> **EXERCISE BRIEF**
The entries that follow should be repeated exactly, with no pictures kept.

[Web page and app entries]
------------------------------------------------------------
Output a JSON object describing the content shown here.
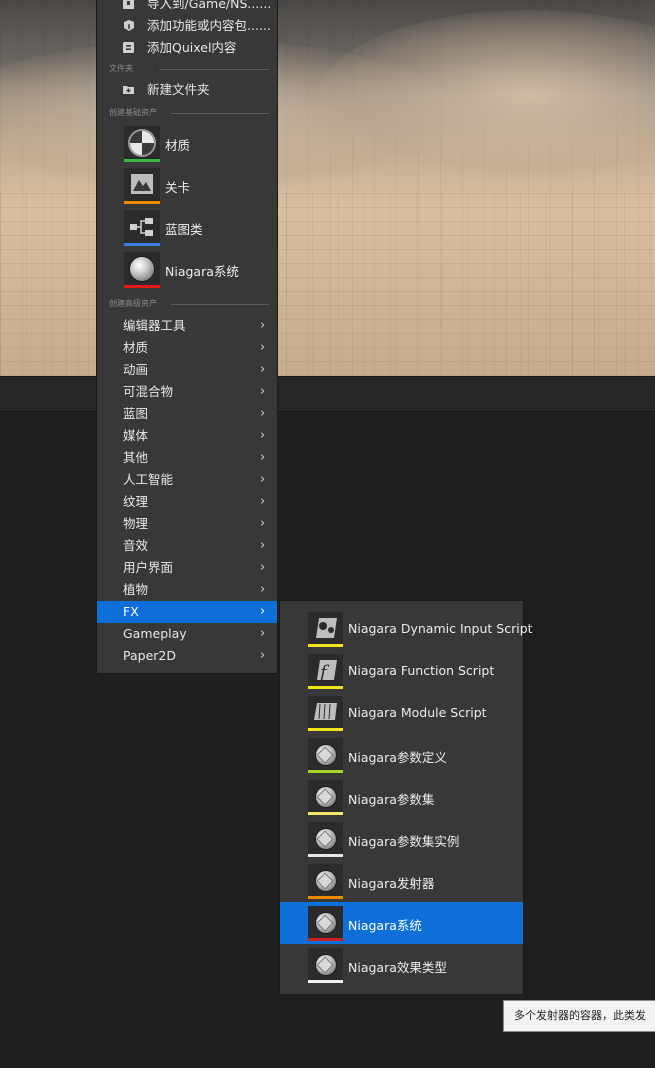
{
  "main_menu": {
    "top_items": [
      {
        "label": "导入到/Game/NS......",
        "icon": "import-icon"
      },
      {
        "label": "添加功能或内容包......",
        "icon": "add-feature-pack-icon"
      },
      {
        "label": "添加Quixel内容",
        "icon": "quixel-icon"
      }
    ],
    "section_folder": "文件夹",
    "new_folder": {
      "label": "新建文件夹",
      "icon": "new-folder-icon"
    },
    "section_basic": "创建基础资产",
    "basic_assets": [
      {
        "label": "材质",
        "icon": "material-icon",
        "color": "#3fb33f"
      },
      {
        "label": "关卡",
        "icon": "level-icon",
        "color": "#f08a00"
      },
      {
        "label": "蓝图类",
        "icon": "blueprint-class-icon",
        "color": "#3d7fe0"
      },
      {
        "label": "Niagara系统",
        "icon": "niagara-system-icon",
        "color": "#e01818"
      }
    ],
    "section_advanced": "创建高级资产",
    "advanced": [
      {
        "label": "编辑器工具"
      },
      {
        "label": "材质"
      },
      {
        "label": "动画"
      },
      {
        "label": "可混合物"
      },
      {
        "label": "蓝图"
      },
      {
        "label": "媒体"
      },
      {
        "label": "其他"
      },
      {
        "label": "人工智能"
      },
      {
        "label": "纹理"
      },
      {
        "label": "物理"
      },
      {
        "label": "音效"
      },
      {
        "label": "用户界面"
      },
      {
        "label": "植物"
      },
      {
        "label": "FX"
      },
      {
        "label": "Gameplay"
      },
      {
        "label": "Paper2D"
      }
    ],
    "active_submenu": "FX"
  },
  "fx_submenu": {
    "items": [
      {
        "label": "Niagara Dynamic Input Script",
        "icon": "dynamic-input-script-icon",
        "color": "#f2e21a"
      },
      {
        "label": "Niagara Function Script",
        "icon": "function-script-icon",
        "color": "#f2e21a"
      },
      {
        "label": "Niagara Module Script",
        "icon": "module-script-icon",
        "color": "#f2e21a"
      },
      {
        "label": "Niagara参数定义",
        "icon": "parameter-definition-icon",
        "color": "#a6d62a"
      },
      {
        "label": "Niagara参数集",
        "icon": "parameter-collection-icon",
        "color": "#f4e86b"
      },
      {
        "label": "Niagara参数集实例",
        "icon": "parameter-collection-instance-icon",
        "color": "#e8e8e8"
      },
      {
        "label": "Niagara发射器",
        "icon": "emitter-icon",
        "color": "#f08a00"
      },
      {
        "label": "Niagara系统",
        "icon": "niagara-system-icon",
        "color": "#c81e1e"
      },
      {
        "label": "Niagara效果类型",
        "icon": "effect-type-icon",
        "color": "#f2f2f2"
      }
    ],
    "active": "Niagara系统"
  },
  "tooltip": {
    "text": "多个发射器的容器，此类发"
  }
}
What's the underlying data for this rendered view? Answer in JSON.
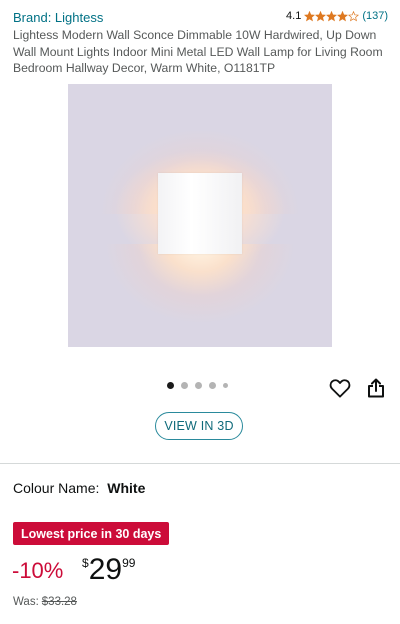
{
  "product": {
    "brand": "Brand: Lightess",
    "rating": "4.1",
    "stars": 4.1,
    "review_count": "(137)",
    "title": "Lightess Modern Wall Sconce Dimmable 10W Hardwired, Up Down Wall Mount Lights Indoor Mini Metal LED Wall Lamp for Living Room Bedroom Hallway Decor, Warm White, O1181TP"
  },
  "gallery": {
    "image_count": 5,
    "active_index": 0,
    "view_3d_label": "VIEW IN 3D"
  },
  "icons": {
    "wishlist": "heart-icon",
    "share": "share-icon",
    "rating": "star-icon"
  },
  "variant": {
    "label": "Colour Name:",
    "value": "White"
  },
  "pricing": {
    "deal_badge": "Lowest price in 30 days",
    "discount": "-10%",
    "currency": "$",
    "whole": "29",
    "fraction": "99",
    "was_label": "Was:",
    "was_price": "$33.28"
  },
  "colors": {
    "link": "#007185",
    "deal_red": "#cc0c39",
    "star": "#de7921",
    "view_3d_border": "#2a8a9c"
  }
}
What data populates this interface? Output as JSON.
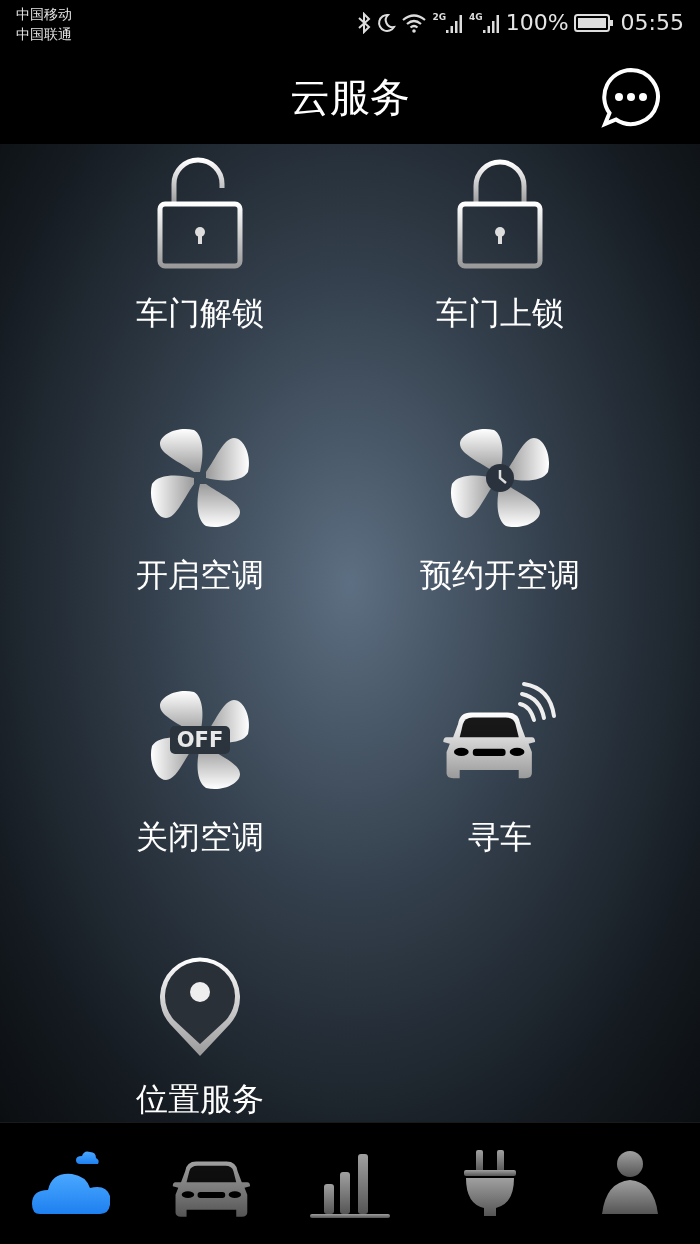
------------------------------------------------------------
> **ANSWER TO THIS PROBLEM**
Output a JSON object describing the content shown here.
{
  "main_menu": {
    "top_items": [
      {
        "label": "导入到/Game/NS......",
        "icon": "import-icon"
      },
      {
        "label": "添加功能或内容包......",
        "icon": "add-feature-pack-icon"
      },
      {
        "label": "添加Quixel内容",
        "icon": "quixel-icon"
      }
    ],
    "section_folder": "文件夹",
    "new_folder": {
      "label": "新建文件夹",
      "icon": "new-folder-icon"
    },
    "section_basic": "创建基础资产",
    "basic_assets": [
      {
        "label": "材质",
        "icon": "material-icon",
        "color": "#3fb33f"
      },
      {
        "label": "关卡",
        "icon": "level-icon",
        "color": "#f08a00"
      },
      {
        "label": "蓝图类",
        "icon": "blueprint-class-icon",
        "color": "#3d7fe0"
      },
      {
        "label": "Niagara系统",
        "icon": "niagara-system-icon",
        "color": "#e01818"
      }
    ],
    "section_advanced": "创建高级资产",
    "advanced": [
      {
        "label": "编辑器工具"
      },
      {
        "label": "材质"
      },
      {
        "label": "动画"
      },
      {
        "label": "可混合物"
      },
      {
        "label": "蓝图"
      },
      {
        "label": "媒体"
      },
      {
        "label": "其他"
      },
      {
        "label": "人工智能"
      },
      {
        "label": "纹理"
      },
      {
        "label": "物理"
      },
      {
        "label": "音效"
      },
      {
        "label": "用户界面"
      },
      {
        "label": "植物"
      },
      {
        "label": "FX"
      },
      {
        "label": "Gameplay"
      },
      {
        "label": "Paper2D"
      }
    ],
    "active_submenu": "FX"
  },
  "fx_submenu": {
    "items": [
      {
        "label": "Niagara Dynamic Input Script",
        "icon": "dynamic-input-script-icon",
        "color": "#f2e21a"
      },
      {
        "label": "Niagara Function Script",
        "icon": "function-script-icon",
        "color": "#f2e21a"
      },
      {
        "label": "Niagara Module Script",
        "icon": "module-script-icon",
        "color": "#f2e21a"
      },
      {
        "label": "Niagara参数定义",
        "icon": "parameter-definition-icon",
        "color": "#a6d62a"
      },
      {
        "label": "Niagara参数集",
        "icon": "parameter-collection-icon",
        "color": "#f4e86b"
      },
      {
        "label": "Niagara参数集实例",
        "icon": "parameter-collection-instance-icon",
        "color": "#e8e8e8"
      },
      {
        "label": "Niagara发射器",
        "icon": "emitter-icon",
        "color": "#f08a00"
      },
      {
        "label": "Niagara系统",
        "icon": "niagara-system-icon",
        "color": "#c81e1e"
      },
      {
        "label": "Niagara效果类型",
        "icon": "effect-type-icon",
        "color": "#f2f2f2"
      }
    ],
    "active": "Niagara系统"
  },
  "tooltip": {
    "text": "多个发射器的容器，此类发"
  }
}
What's the underlying data for this rendered view? Answer in JSON.
{
  "product": {
    "brand": "Brand: Lightess",
    "rating": "4.1",
    "stars": 4.1,
    "review_count": "(137)",
    "title": "Lightess Modern Wall Sconce Dimmable 10W Hardwired, Up Down Wall Mount Lights Indoor Mini Metal LED Wall Lamp for Living Room Bedroom Hallway Decor, Warm White, O1181TP"
  },
  "gallery": {
    "image_count": 5,
    "active_index": 0,
    "view_3d_label": "VIEW IN 3D"
  },
  "icons": {
    "wishlist": "heart-icon",
    "share": "share-icon",
    "rating": "star-icon"
  },
  "variant": {
    "label": "Colour Name:",
    "value": "White"
  },
  "pricing": {
    "deal_badge": "Lowest price in 30 days",
    "discount": "-10%",
    "currency": "$",
    "whole": "29",
    "fraction": "99",
    "was_label": "Was:",
    "was_price": "$33.28"
  },
  "colors": {
    "link": "#007185",
    "deal_red": "#cc0c39",
    "star": "#de7921",
    "view_3d_border": "#2a8a9c"
  }
}
What data populates this interface? Output as JSON.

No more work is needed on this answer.